[Modern conservative nostalgia] about the ‘50s is fascinating, because […] I think people who do so very selectively pick out what they like about that era. So if you went back and there were traditional gender roles, where the husband works and the wife stays home and takes care of the family — why is that possible? This is an era in which union levels are at an all-time high. This is an era in which the economy is greatly expanded under Eisenhower, the New Deal state, and the top tax bracket is 92-94 percent. There is a lot on the policy side that makes that familial relationship possible that we just don’t think about.

–Kevin Kruse on cafeteria history.

Sorry for the choppy-uppy quote, but the article it comes from is edited… uh. A bit loosely, shall we say?

Basically, Kruse here is saying that modern nostalgia for mid-twentieth century “traditional” gender roles–“man work, wife cook” stuff–ignores all the social conditions that made those roles possible. It even ignores the fact that at the time those social conditions didn’t extend to all families, and those families who didn’t enjoy said conditions were also those least likely to have the sort of 1950s whitebread suburban households we associate with the era. Ref. rural families, poor families, and, in particular, poor families of colour. Women from all of these demographics have pretty much always been in the workforce due to financial or practical necessity.

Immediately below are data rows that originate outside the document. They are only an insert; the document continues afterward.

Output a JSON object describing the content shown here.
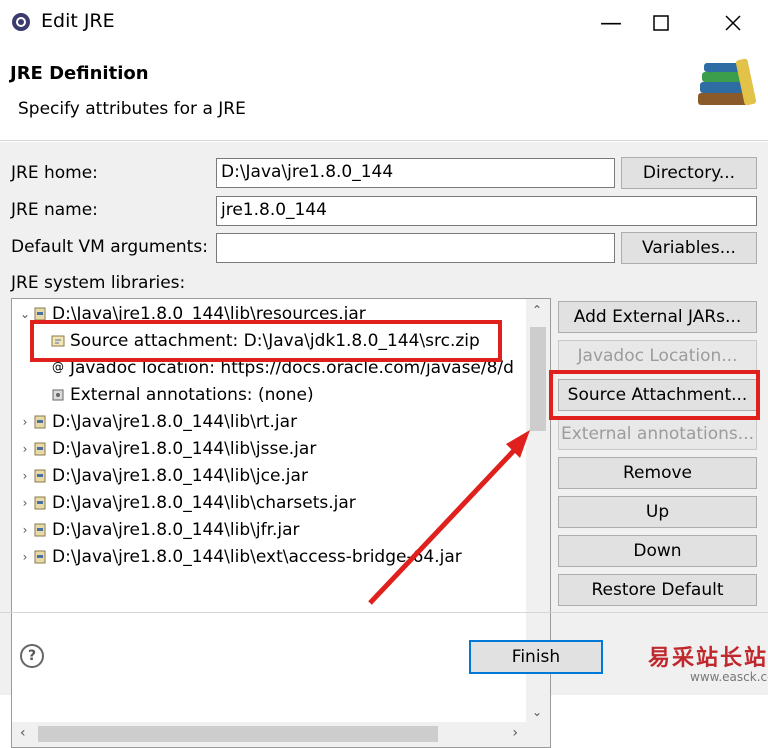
{
  "window": {
    "title": "Edit JRE"
  },
  "header": {
    "title": "JRE Definition",
    "subtitle": "Specify attributes for a JRE"
  },
  "form": {
    "jre_home_label": "JRE home:",
    "jre_home_value": "D:\\Java\\jre1.8.0_144",
    "directory_button": "Directory...",
    "jre_name_label": "JRE name:",
    "jre_name_value": "jre1.8.0_144",
    "vm_args_label": "Default VM arguments:",
    "vm_args_value": "",
    "variables_button": "Variables...",
    "libraries_label": "JRE system libraries:"
  },
  "tree": {
    "items": [
      {
        "label": "D:\\Java\\jre1.8.0_144\\lib\\resources.jar",
        "expanded": true
      },
      {
        "label": "Source attachment: D:\\Java\\jdk1.8.0_144\\src.zip",
        "child": true
      },
      {
        "label": "Javadoc location: https://docs.oracle.com/javase/8/d",
        "child": true
      },
      {
        "label": "External annotations: (none)",
        "child": true
      },
      {
        "label": "D:\\Java\\jre1.8.0_144\\lib\\rt.jar"
      },
      {
        "label": "D:\\Java\\jre1.8.0_144\\lib\\jsse.jar"
      },
      {
        "label": "D:\\Java\\jre1.8.0_144\\lib\\jce.jar"
      },
      {
        "label": "D:\\Java\\jre1.8.0_144\\lib\\charsets.jar"
      },
      {
        "label": "D:\\Java\\jre1.8.0_144\\lib\\jfr.jar"
      },
      {
        "label": "D:\\Java\\jre1.8.0_144\\lib\\ext\\access-bridge-64.jar"
      }
    ]
  },
  "side_buttons": {
    "add_external_jars": "Add External JARs...",
    "javadoc_location": "Javadoc Location...",
    "source_attachment": "Source Attachment...",
    "external_annotations": "External annotations...",
    "remove": "Remove",
    "up": "Up",
    "down": "Down",
    "restore_default": "Restore Default"
  },
  "footer": {
    "finish": "Finish"
  },
  "watermark": {
    "text": "易采站长站",
    "url": "www.easck.com"
  },
  "colors": {
    "highlight": "#e0201c",
    "dialog_bg": "#f0f0f0",
    "button_bg": "#e1e1e1"
  }
}
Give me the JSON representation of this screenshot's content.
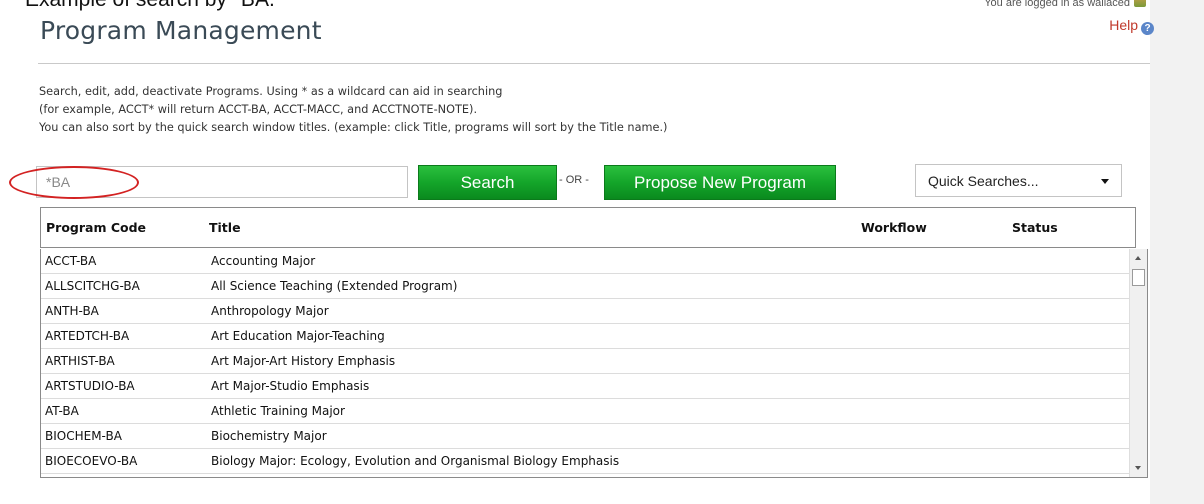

In other words, you can’t have 1950s style patriarchy without the welfare state to back it up. Go figure.